Chicago Sun-Times
A hearty stew of offbeat sports and pop culture.

Man finishes fourth in Chicago Marathon, doesn't finish fourth in Chicago Marathon?

| 1 Comment | No TrackBacks
Wesley Korir finished fourth in the Chicago Marathon yesterday, but he won't get the prize money.

Korir apparently started five minutes after the elite group.

"Wesley Korir, a Kenyan native and track and cross-country runner at the University of Louisville, was the fourth-place finisher Sunday, but he won't receive any prize money.

Korir did not start in the elite wave at 7:55 a.m., but rather with the remainder of the field at 8 a.m. U.S. Track and Field rules stipulate that all runners receiving prize money must have the same gun time so that no runner has an advantage.

This is the first year the race has used an earlier start for the elites. The problem was not anticipated, but according to race spokeswoman Marianne Caponi, because the race is under USATF's jurisdiction, it must adhere to the rules of that organization.

The fourth-place prize money of $15,000 went to fifth-place finisher Martin Lauret of the Netherlands.

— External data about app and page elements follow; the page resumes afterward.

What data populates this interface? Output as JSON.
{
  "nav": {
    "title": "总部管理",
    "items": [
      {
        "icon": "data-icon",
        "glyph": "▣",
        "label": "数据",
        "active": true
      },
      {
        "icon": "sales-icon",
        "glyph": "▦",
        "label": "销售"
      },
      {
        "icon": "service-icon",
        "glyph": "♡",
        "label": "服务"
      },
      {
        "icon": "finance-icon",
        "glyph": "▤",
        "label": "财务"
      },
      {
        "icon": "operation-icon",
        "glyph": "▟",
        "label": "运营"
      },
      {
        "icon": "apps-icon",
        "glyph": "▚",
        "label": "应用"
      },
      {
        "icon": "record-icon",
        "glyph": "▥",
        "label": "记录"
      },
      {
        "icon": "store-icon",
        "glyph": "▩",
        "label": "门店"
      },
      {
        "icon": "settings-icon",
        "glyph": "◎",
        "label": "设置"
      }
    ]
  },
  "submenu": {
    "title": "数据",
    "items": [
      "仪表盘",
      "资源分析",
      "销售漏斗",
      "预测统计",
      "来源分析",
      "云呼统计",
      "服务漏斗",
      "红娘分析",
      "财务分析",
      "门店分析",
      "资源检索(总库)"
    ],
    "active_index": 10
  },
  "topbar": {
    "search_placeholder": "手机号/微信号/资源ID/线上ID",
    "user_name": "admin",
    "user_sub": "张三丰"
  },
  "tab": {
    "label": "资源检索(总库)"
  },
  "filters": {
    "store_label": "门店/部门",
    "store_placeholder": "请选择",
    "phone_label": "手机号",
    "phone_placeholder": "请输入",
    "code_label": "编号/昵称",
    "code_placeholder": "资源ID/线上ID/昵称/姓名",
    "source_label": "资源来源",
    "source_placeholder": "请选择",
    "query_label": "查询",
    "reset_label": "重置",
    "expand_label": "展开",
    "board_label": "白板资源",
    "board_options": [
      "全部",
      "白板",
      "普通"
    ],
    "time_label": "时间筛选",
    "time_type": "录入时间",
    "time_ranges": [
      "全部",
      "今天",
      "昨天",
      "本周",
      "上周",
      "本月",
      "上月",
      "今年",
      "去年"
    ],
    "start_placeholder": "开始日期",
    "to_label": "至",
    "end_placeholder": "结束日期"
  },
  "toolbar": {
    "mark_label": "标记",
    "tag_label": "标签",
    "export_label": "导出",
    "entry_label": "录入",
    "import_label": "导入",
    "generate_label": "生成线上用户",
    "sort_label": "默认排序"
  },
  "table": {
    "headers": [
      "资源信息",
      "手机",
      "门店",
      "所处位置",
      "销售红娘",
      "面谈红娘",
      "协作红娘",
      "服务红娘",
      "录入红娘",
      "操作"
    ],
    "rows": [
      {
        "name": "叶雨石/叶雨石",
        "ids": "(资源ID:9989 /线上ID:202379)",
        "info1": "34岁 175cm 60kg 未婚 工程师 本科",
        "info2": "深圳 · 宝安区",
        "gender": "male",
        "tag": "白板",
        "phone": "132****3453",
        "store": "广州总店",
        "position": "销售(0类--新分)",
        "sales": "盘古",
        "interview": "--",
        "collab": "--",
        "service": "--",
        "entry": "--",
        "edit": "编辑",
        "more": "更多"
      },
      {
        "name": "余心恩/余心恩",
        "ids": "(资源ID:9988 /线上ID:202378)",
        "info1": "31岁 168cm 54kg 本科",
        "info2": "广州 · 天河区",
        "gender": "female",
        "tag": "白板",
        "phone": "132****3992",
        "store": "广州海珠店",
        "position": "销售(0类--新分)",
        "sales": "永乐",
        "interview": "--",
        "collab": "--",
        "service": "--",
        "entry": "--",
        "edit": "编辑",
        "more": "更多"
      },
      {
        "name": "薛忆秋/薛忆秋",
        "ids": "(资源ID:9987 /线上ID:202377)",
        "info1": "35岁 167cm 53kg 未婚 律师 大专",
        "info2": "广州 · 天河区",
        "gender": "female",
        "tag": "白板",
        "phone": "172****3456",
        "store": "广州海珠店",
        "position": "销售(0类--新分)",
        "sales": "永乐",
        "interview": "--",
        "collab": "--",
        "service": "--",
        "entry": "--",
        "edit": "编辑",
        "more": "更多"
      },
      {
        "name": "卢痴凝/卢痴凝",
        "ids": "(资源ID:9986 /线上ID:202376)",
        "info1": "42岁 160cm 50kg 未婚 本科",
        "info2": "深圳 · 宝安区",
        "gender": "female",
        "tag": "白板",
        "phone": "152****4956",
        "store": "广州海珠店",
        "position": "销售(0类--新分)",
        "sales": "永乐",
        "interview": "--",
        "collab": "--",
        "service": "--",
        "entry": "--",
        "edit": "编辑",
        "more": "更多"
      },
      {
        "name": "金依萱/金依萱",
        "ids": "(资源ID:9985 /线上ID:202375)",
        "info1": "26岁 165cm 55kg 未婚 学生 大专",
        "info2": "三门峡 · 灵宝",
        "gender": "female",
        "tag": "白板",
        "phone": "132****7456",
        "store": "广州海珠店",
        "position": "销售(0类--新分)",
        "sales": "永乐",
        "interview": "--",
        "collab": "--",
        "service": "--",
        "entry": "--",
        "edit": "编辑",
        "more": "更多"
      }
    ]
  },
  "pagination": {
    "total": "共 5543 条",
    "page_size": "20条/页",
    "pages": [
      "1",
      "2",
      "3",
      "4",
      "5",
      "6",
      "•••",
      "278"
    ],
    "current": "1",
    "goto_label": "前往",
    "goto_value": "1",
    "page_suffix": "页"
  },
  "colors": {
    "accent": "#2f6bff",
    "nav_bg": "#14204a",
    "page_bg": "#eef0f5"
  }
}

Is it possible that Korir outperformed everyone and legitimately finished fourth? Did he hail a cab to shave off some time? Where does Rosie Ruiz stand on all of this?

No TrackBacks

TrackBack URL: http://blogs.suntimes.com/cgi-bin/mt-tb.cgi/15706

1 Comment

But didn't he start at the same time as the elite group? He just stood around for five minutes at the starting line before starting.

How is it any different than someone in the elite group literally standing at the start for 5 minutes then chasing down the leaders?

This is a snobbish rule to keep amatuers from "stealing" the prize money from the pro's. Nothing to do with advantage.

When I was a kid, we called this a "head-start" except it was given to the inferior runners so that they'd have a modest chance of crossing the finish line in proximity to the superior or faster runners--thereby making a "race" out of the actual mismatch in talent.

All that oxygen deprivation from long-distant running must cause more substantial brain damage than generally thought, if this is the kind of logic the "governing" board of track and field has established and enforced.

Leave a comment

About this Entry

This page contains a single entry by Kyle Koster published on October 13, 2008 11:00 AM.

Bears Brightside Vol. 11: It's the Bears world; Falcons and fates only occupy it was the previous entry in this blog.

Tony Gonzalez getting book recommendations from Barack Obama is the next entry in this blog.

Find recent content on the main index or look in the archives to find all content.

Pages

Powered by Movable Type 5.04